GRENOBLE, France – Daniel Albrecht counts himself among the lucky. The Swiss Alpine racer left spectators gasping in horror when he lost control during a training run in January 2009, landing on his back and sliding down the icy slope.
Then came three weeks in a medically induced coma and months of struggling for a simple word or phrase.
Ultimately, while still in his 20s, the former world champion had to give up competing in the sport he loved.
But, viewing Michael Schumacher’s critical brain injuries through the prism of his own, Albrecht knows his own luck held “when I came back as a nearly normal guy.”
Doctors for the Formula One great say that his condition remains too fragile to think beyond his immediate survival.
Those who recover from severe brain trauma are in the minority, according to one member of the team treating Schumacher at Grenoble University Hospital after he fell Sunday while skiing and struck a rock, cracking his helmet.
Dr. Jean-Francois Payen, the hospital’s chief of intensive care, told BFM-TV that medical literature puts that recovery rate at 40-to-45 percent of patients.

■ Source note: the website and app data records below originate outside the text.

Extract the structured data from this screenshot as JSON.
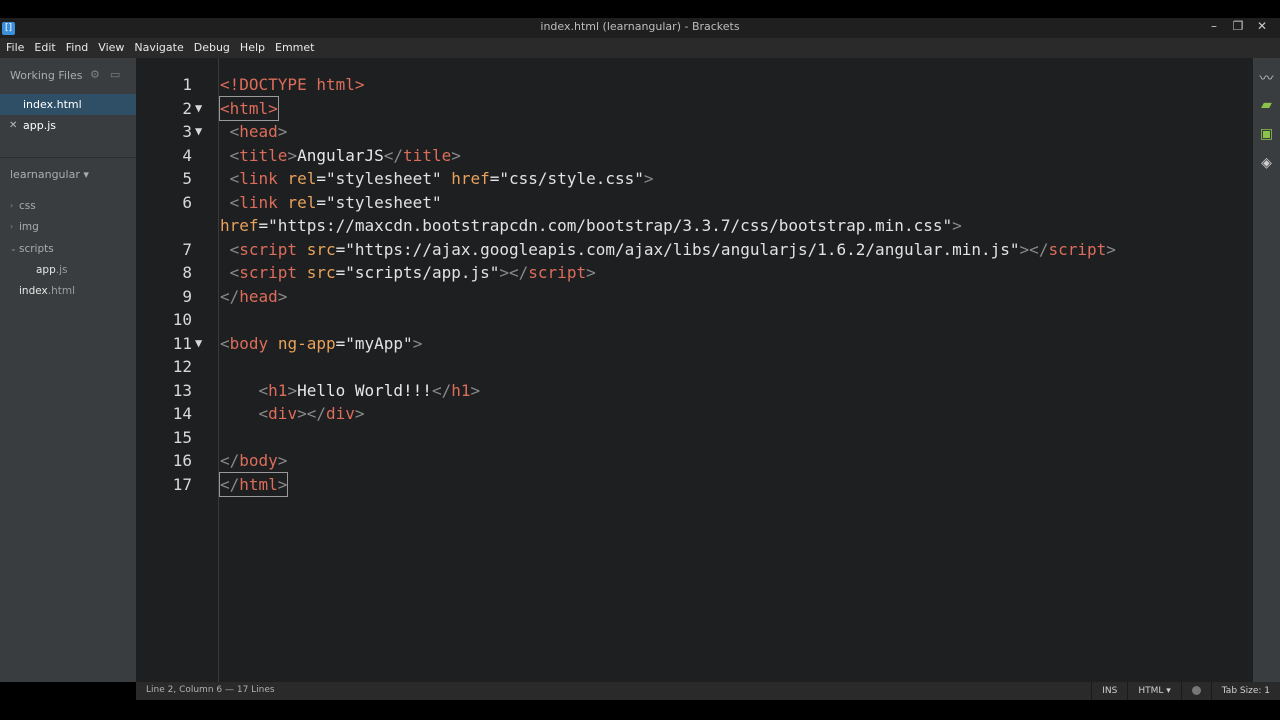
{
  "window": {
    "title": "index.html (learnangular) - Brackets",
    "minimize": "–",
    "maximize": "❐",
    "close": "✕",
    "app_icon": "brackets-icon"
  },
  "menu": [
    "File",
    "Edit",
    "Find",
    "View",
    "Navigate",
    "Debug",
    "Help",
    "Emmet"
  ],
  "sidebar": {
    "working_files_label": "Working Files",
    "working_files": [
      {
        "name": "index.html",
        "active": true
      },
      {
        "name": "app.js",
        "active": false
      }
    ],
    "project_name": "learnangular ▾",
    "tree": [
      {
        "name": "css",
        "type": "folder"
      },
      {
        "name": "img",
        "type": "folder"
      },
      {
        "name": "scripts",
        "type": "folder"
      },
      {
        "name": "app",
        "ext": ".js",
        "type": "file"
      },
      {
        "name": "index",
        "ext": ".html",
        "type": "file"
      }
    ]
  },
  "editor": {
    "lines": [
      {
        "num": "1",
        "fold": "",
        "segments": [
          [
            "dt",
            "<!DOCTYPE html>"
          ]
        ]
      },
      {
        "num": "2",
        "fold": "▼",
        "segments": [
          [
            "tg",
            "<"
          ],
          [
            "tg",
            "html"
          ],
          [
            "tg",
            ">"
          ]
        ],
        "cursor": true
      },
      {
        "num": "3",
        "fold": "▼",
        "segments": [
          [
            "b",
            " <"
          ],
          [
            "tg",
            "head"
          ],
          [
            "b",
            ">"
          ]
        ]
      },
      {
        "num": "4",
        "fold": "",
        "segments": [
          [
            "b",
            " <"
          ],
          [
            "tg",
            "title"
          ],
          [
            "b",
            ">"
          ],
          [
            "t",
            "AngularJS"
          ],
          [
            "b",
            "</"
          ],
          [
            "tg",
            "title"
          ],
          [
            "b",
            ">"
          ]
        ]
      },
      {
        "num": "5",
        "fold": "",
        "segments": [
          [
            "b",
            " <"
          ],
          [
            "tg",
            "link "
          ],
          [
            "at",
            "rel"
          ],
          [
            "t",
            "="
          ],
          [
            "s",
            "\"stylesheet\" "
          ],
          [
            "at",
            "href"
          ],
          [
            "t",
            "="
          ],
          [
            "s",
            "\"css/style.css\""
          ],
          [
            "b",
            ">"
          ]
        ]
      },
      {
        "num": "6",
        "fold": "",
        "segments": [
          [
            "b",
            " <"
          ],
          [
            "tg",
            "link "
          ],
          [
            "at",
            "rel"
          ],
          [
            "t",
            "="
          ],
          [
            "s",
            "\"stylesheet\""
          ]
        ]
      },
      {
        "num": "",
        "fold": "",
        "segments": [
          [
            "at",
            "href"
          ],
          [
            "t",
            "="
          ],
          [
            "s",
            "\"https://maxcdn.bootstrapcdn.com/bootstrap/3.3.7/css/bootstrap.min.css\""
          ],
          [
            "b",
            ">"
          ]
        ]
      },
      {
        "num": "7",
        "fold": "",
        "segments": [
          [
            "b",
            " <"
          ],
          [
            "tg",
            "script "
          ],
          [
            "at",
            "src"
          ],
          [
            "t",
            "="
          ],
          [
            "s",
            "\"https://ajax.googleapis.com/ajax/libs/angularjs/1.6.2/angular.min.js\""
          ],
          [
            "b",
            "></"
          ],
          [
            "tg",
            "script"
          ],
          [
            "b",
            ">"
          ]
        ]
      },
      {
        "num": "8",
        "fold": "",
        "segments": [
          [
            "b",
            " <"
          ],
          [
            "tg",
            "script "
          ],
          [
            "at",
            "src"
          ],
          [
            "t",
            "="
          ],
          [
            "s",
            "\"scripts/app.js\""
          ],
          [
            "b",
            "></"
          ],
          [
            "tg",
            "script"
          ],
          [
            "b",
            ">"
          ]
        ]
      },
      {
        "num": "9",
        "fold": "",
        "segments": [
          [
            "b",
            "</"
          ],
          [
            "tg",
            "head"
          ],
          [
            "b",
            ">"
          ]
        ]
      },
      {
        "num": "10",
        "fold": "",
        "segments": []
      },
      {
        "num": "11",
        "fold": "▼",
        "segments": [
          [
            "b",
            "<"
          ],
          [
            "tg",
            "body "
          ],
          [
            "at",
            "ng-app"
          ],
          [
            "t",
            "="
          ],
          [
            "s",
            "\"myApp\""
          ],
          [
            "b",
            ">"
          ]
        ]
      },
      {
        "num": "12",
        "fold": "",
        "segments": []
      },
      {
        "num": "13",
        "fold": "",
        "segments": [
          [
            "b",
            "    <"
          ],
          [
            "tg",
            "h1"
          ],
          [
            "b",
            ">"
          ],
          [
            "t",
            "Hello World!!!"
          ],
          [
            "b",
            "</"
          ],
          [
            "tg",
            "h1"
          ],
          [
            "b",
            ">"
          ]
        ]
      },
      {
        "num": "14",
        "fold": "",
        "segments": [
          [
            "b",
            "    <"
          ],
          [
            "tg",
            "div"
          ],
          [
            "b",
            "></"
          ],
          [
            "tg",
            "div"
          ],
          [
            "b",
            ">"
          ]
        ]
      },
      {
        "num": "15",
        "fold": "",
        "segments": []
      },
      {
        "num": "16",
        "fold": "",
        "segments": [
          [
            "b",
            "</"
          ],
          [
            "tg",
            "body"
          ],
          [
            "b",
            ">"
          ]
        ]
      },
      {
        "num": "17",
        "fold": "",
        "segments": [
          [
            "b",
            "</"
          ],
          [
            "tg",
            "html"
          ],
          [
            "b",
            ">"
          ]
        ],
        "box": true
      }
    ]
  },
  "right_rail": [
    "live-preview-icon",
    "extension-manager-icon",
    "extension-icon",
    "layers-icon"
  ],
  "status": {
    "position": "Line 2, Column 6 — 17 Lines",
    "mode": "INS",
    "language": "HTML ▾",
    "tab_size": "Tab Size: 1"
  }
}
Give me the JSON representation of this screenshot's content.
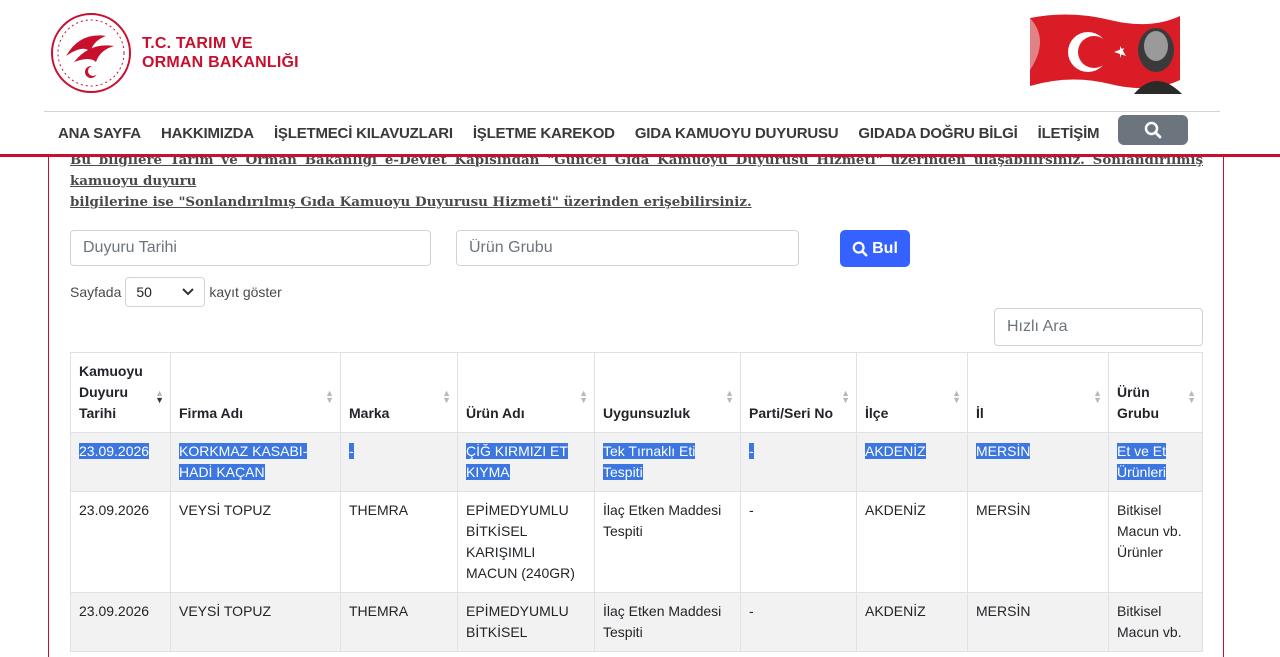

“But, once again, these are statistics,” Payen said. “And me, I don’t work with statistics. I work with patients. So we’re going to work” on Schumacher.
Schumacher’s doctors said Tuesday that the seven-time F1 champion remained gravely ill, although his condition improved slightly. He underwent surgery for a second time to remove bleeding in the left side of his brain.
“I know what it is and how serious the problem is,” Albrecht said. “Now we know he has a brain injury so you never know what happens next. I think I was a little lucky when I came back as a nearly normal guy. But it needs a long, long time.”
The Swiss ski team doctor who worked with Albrecht said a key difference is that Schumacher’s case is complicated by the bleeding.
“(Dani) had no bleeding, it was a concussion. When you have bleeding, the question there is, ‘Is it possible to do (treat) it fast so that you don’t have too much damage?’ ” Dr. Hans Spring said.
Nearly five years ago, Albrecht was the 25-year-old rising star of an improving Swiss Alpine team. As reigning world champion in the super-combined, he was a potential medalist at the 2010 Vancouver Olympics in the event won by American Bode Miller.
In Austria, while training for the storied downhill race at Kitzbuehel, Austria, Albrecht flew 40 feet in the air off the final jump, landed on his back and was thrust forward on his face before sliding to a halt.